This week's book giveaway is in the OO, Patterns, UML and Refactoring forum. We're giving away four copies of Refactoring for Software Design Smells: Managing Technical Debt and have Girish Suryanarayana, Ganesh Samarthyam & Tushar Sharma on-line! See this thread for details.
<pre>Author/s : William C Wake Publisher : Addison Wesley Category :Design Patterns, UML, and Refactoring Review by : Frank Carver Rating : 9 horseshoes</pre> It's hard to review this book without mentioning "Design Patterns" by Gamma, Helm, Johnson and Vlissides (known as "Gang of Four", or "GoF"). Both start with a general intrduction, describe the same 23 patterns, and even have an index of patterns inside the front cover.
That said, it's the differences which matter.
GoF chose mainly UML and C++ to describe the patterns in detail. This book considers how these patterns can be used in Java. That in itself is significant (at least if you use Java), but there is also a strong difference in style between the two books.
GoF is dry and academic, sometimes requiring a lot of study to understand and apply abstract pattern descriptions. This book, on the other hand, is much more lively - full of worked examples, self-test problems and puzzles, all set in the context of a fictional firework manufacturer. This makes it a much more enjoyable read. And if you get stuck, the solutions are all in the back.
However, this easy-reading, approach has a negative side. The patterns are so comfortable and copyable that subtlety can be missed. Take Flyweight, for example. Admittedly this is one of the rarer patterns in the wild, but in this book it seemed more like a recipe for one particular usage than an exploration of possibilities.
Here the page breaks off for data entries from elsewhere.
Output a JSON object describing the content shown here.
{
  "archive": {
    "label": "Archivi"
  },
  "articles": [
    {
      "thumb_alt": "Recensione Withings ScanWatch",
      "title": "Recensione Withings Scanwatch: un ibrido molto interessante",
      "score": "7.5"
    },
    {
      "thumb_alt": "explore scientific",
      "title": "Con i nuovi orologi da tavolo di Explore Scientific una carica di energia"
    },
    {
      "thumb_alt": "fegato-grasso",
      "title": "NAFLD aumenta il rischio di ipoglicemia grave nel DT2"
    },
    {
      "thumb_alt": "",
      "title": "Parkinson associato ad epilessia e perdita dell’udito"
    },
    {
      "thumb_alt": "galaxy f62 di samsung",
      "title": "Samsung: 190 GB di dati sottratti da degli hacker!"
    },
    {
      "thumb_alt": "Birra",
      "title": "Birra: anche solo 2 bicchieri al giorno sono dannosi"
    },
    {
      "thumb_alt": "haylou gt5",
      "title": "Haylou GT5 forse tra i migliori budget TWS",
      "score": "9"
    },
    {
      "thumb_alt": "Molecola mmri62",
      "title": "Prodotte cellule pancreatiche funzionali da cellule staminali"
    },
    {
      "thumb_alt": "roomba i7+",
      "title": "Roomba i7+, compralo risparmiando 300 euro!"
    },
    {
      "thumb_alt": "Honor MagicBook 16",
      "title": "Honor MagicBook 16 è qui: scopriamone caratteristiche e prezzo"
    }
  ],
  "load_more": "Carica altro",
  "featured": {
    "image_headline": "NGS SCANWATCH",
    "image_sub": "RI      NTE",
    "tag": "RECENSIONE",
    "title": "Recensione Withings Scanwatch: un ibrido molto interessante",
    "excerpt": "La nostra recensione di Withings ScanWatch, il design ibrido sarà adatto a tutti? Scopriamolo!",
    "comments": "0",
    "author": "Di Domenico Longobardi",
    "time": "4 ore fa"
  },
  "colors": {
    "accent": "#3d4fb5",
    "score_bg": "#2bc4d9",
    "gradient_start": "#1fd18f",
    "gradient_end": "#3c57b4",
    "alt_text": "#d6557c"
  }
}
In summary, GoF is a crusty classic worthy of anyone's bookshelf, but this book provides a useful and practical introductory step for anyone working with Java.